For live links, click to: riverhouses.org/2019-cyprus
The island of Cyprus was for centuries part of the Byzantine Empire, the successor to the Roman Empire in the eastern Mediterranean.
“The Troödos mountain region of Cyprus contains one of the largest groups of churches and monasteries of the former Byzantine Empire. The ten monuments included on the World Heritage List, all richly decorated with murals, provide an overview of Byzantine and post-Byzantine painting in Cyprus and bear testimony to the variety of artistic influences affecting Cyprus over a period of 500 years. The structures display elements that were specific to Cyprus and were determined by its geography, history and climate, including steep-pitched wooden roofs with flat hooked tiles, in some cases providing a second roof over Byzantine masonry domes and vaulted forms, while exhibiting Byzantine metropolitan art of the highest quality. The architecture of these churches is unique, confined to the Troödos range and almost certainly of indigenous origin. They range from small churches whose rural architectural style is in stark contrast to their highly refined decoration, to monasteries such as that of St John Lampadistis. They also contain a wealth of dated inscriptions, an uncommon feature in the Eastern Mediterranean during the Middle Ages, which makes them particularly important for recording the chronology of Byzantine painting.“ (UNESCO World Heritage Centre #351)
For a beautifully illustrated overview of the Byzantine Empire and its history, turn to pages 198–199 in your recommended homeschool history encyclopedia (riverhouses.org/books).
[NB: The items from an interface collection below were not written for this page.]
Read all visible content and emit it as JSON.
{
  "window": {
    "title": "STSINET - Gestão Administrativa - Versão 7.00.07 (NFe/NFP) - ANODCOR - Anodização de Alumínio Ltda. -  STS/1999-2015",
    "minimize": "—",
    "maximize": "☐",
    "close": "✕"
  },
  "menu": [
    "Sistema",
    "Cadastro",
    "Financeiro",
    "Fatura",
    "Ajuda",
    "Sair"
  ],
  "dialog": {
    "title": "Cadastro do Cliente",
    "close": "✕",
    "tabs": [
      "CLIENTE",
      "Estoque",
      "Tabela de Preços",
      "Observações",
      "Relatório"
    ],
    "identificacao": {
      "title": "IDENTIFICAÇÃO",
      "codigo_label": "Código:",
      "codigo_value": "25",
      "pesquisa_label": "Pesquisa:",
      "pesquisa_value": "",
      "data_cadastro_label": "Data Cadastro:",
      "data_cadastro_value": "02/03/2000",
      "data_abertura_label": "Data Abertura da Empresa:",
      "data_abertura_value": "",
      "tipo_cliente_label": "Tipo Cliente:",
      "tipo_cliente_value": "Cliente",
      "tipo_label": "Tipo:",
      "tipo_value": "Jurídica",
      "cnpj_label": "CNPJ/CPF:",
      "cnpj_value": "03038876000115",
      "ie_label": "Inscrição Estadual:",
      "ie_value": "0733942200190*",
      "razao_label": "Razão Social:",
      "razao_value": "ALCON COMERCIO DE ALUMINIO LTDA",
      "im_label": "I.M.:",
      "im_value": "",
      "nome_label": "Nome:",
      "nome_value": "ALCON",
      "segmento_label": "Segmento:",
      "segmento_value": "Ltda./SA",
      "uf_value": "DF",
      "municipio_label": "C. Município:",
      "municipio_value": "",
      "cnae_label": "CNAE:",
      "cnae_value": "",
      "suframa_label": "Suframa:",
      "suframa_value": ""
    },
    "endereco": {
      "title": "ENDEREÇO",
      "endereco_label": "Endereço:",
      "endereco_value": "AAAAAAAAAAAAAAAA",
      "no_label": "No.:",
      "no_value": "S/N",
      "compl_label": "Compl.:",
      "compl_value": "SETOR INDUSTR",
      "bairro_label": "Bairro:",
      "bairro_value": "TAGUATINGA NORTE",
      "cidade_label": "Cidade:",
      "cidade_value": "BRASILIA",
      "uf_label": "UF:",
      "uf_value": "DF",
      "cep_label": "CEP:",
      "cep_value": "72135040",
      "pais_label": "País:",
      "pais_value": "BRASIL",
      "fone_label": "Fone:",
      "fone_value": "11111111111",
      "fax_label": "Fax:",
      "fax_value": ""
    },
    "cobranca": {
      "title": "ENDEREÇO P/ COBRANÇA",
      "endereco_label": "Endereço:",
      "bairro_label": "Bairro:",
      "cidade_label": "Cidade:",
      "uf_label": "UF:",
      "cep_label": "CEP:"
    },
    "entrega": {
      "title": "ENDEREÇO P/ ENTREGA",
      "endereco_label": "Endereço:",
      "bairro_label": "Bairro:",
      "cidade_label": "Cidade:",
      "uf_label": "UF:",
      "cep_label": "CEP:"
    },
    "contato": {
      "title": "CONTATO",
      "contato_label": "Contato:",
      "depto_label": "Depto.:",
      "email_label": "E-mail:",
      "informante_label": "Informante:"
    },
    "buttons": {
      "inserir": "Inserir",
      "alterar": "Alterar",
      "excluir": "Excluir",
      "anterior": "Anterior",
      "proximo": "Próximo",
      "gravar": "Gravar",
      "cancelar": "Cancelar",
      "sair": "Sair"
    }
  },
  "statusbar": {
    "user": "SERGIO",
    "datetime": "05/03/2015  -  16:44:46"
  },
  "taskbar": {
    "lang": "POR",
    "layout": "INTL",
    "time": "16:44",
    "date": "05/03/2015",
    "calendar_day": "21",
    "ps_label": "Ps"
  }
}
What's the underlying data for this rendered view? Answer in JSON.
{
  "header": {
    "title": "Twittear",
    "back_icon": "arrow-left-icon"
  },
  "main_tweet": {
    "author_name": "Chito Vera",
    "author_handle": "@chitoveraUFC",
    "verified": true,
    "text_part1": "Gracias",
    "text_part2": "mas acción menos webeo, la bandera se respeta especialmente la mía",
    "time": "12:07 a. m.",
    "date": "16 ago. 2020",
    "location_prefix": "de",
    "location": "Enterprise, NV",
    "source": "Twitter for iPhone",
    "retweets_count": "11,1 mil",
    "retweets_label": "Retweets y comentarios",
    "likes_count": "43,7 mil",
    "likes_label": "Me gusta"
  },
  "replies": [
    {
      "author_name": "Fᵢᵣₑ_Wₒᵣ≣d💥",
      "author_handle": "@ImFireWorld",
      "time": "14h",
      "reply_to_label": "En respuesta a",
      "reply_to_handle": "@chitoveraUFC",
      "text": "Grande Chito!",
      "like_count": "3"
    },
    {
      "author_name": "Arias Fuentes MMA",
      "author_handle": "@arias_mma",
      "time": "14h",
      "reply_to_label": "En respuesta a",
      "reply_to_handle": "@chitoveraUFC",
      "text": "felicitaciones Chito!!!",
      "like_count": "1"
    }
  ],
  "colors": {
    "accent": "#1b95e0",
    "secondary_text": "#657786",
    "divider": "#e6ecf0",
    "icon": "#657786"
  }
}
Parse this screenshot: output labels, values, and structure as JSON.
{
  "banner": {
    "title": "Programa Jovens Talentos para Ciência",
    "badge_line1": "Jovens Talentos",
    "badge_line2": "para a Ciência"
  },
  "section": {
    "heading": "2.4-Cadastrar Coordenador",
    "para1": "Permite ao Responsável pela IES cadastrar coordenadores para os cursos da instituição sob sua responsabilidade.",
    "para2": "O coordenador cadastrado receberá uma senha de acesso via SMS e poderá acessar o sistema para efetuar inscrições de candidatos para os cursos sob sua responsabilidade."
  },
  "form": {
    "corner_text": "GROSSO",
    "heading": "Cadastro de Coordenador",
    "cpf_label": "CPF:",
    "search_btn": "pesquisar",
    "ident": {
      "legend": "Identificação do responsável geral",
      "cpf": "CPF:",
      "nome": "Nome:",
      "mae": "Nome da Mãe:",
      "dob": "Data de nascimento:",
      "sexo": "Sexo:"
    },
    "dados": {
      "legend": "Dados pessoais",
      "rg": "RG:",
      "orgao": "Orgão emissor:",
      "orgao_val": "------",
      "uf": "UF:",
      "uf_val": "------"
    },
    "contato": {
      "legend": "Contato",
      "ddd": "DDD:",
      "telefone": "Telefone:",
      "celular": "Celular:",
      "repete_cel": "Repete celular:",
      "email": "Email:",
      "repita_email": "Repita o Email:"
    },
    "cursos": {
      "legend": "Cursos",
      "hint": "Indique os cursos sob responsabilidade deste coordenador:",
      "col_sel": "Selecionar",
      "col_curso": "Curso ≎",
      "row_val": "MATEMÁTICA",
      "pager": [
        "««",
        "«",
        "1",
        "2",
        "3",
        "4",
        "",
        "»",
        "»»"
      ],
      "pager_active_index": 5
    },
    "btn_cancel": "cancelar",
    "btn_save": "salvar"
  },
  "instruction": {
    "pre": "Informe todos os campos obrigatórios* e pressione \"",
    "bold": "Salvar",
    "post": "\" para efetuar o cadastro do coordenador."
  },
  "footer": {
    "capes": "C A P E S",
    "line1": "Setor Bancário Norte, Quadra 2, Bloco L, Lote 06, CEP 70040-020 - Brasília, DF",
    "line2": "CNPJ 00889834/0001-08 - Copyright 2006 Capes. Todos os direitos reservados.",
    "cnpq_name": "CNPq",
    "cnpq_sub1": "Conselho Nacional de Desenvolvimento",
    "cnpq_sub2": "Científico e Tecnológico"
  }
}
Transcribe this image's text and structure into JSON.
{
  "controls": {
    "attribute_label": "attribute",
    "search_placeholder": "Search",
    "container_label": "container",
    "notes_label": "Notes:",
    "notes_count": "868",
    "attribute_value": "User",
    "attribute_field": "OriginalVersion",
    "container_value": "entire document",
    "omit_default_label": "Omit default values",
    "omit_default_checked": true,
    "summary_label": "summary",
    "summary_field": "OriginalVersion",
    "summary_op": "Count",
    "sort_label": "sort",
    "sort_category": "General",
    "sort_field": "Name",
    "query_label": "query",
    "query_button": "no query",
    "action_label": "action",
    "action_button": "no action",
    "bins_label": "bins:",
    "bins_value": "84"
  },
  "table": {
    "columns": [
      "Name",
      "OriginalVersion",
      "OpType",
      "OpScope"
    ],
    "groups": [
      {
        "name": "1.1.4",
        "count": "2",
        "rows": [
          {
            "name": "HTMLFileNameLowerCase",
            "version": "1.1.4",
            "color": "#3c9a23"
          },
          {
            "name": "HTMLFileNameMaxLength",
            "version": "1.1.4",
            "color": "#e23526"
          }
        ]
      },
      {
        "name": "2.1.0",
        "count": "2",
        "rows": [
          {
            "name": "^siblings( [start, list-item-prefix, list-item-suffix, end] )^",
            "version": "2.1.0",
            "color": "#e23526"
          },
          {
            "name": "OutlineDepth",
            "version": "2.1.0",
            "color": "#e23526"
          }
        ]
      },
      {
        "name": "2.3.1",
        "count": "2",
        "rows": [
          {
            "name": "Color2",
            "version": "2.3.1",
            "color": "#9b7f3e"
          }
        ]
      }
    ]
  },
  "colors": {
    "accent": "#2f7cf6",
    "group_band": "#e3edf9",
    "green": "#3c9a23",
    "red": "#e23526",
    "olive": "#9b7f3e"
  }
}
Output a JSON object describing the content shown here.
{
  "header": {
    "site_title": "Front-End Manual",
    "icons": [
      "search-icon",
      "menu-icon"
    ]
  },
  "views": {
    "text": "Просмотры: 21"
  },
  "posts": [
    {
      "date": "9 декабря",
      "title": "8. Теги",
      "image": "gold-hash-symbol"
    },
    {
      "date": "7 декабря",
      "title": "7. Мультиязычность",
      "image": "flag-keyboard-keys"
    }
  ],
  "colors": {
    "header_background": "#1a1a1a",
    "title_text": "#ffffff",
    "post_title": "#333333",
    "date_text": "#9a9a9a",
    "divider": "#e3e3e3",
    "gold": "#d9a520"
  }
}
World Heritage Sites are cultural or natural landmarks of international significance, selected for recognition by the United Nations Educational, Scientific, and Cultural Organization. More than 1000 such sites have been recognized in over 160 countries, and we post one every Wednesday, drawn from one of our homeschool countries-of-the-week. You can find a complete list online at the UNESCO World Heritage Centre and in Wikipedia.
The World Heritage Centre also has a free and comprehensive World Heritage education kit for teachers, as well as a wonderful full-color wall map of World Heritage Sites (riverhouses.org/2019-wh-map), available for the cost of shipping. Why not add them both to your own homeschool library. 🗺
What world treasures have you been exploring in your homeschool this Cygnus Term? 😊
❡ Books in the running brooks: You can always turn to your River Houses almanac, atlas, and history encyclopedia (riverhouses.org/books) for more information about any of our countries-of-the-week. The almanac has profiles of all the nations of the world on pages 745–852; the endpapers of the atlas are indexes that will show you where all of the individual national and regional maps may be found; the history encyclopedia includes national histories on pages 489–599; and you can find additional illustrations, flags, and other mentions through the indexes in each of these volumes. For an ideal little lesson, just write the name of the Weekly World Heritage Site on your homeschool bulletin board, find its location in your atlas, read the WHC’s one-paragraph description aloud, look at a picture or two, and you’re done. Over the course of the year, without even realizing it, your students will absorb a wealth of new historical, geographical, and cultural information. 🇨🇾
❡ The great globe itself: This is one of our regular Homeschool States & Countries posts featuring historic sites of international importance. Download your own copy of our River Houses World Heritage Calendar (riverhouses.org/calendars) and follow along with us as we tour the planet, and add your name to our free weekly mailing list (riverhouses.org/newsletter) to get great homeschool teaching ideas delivered right to your mailbox all through the year. 🌍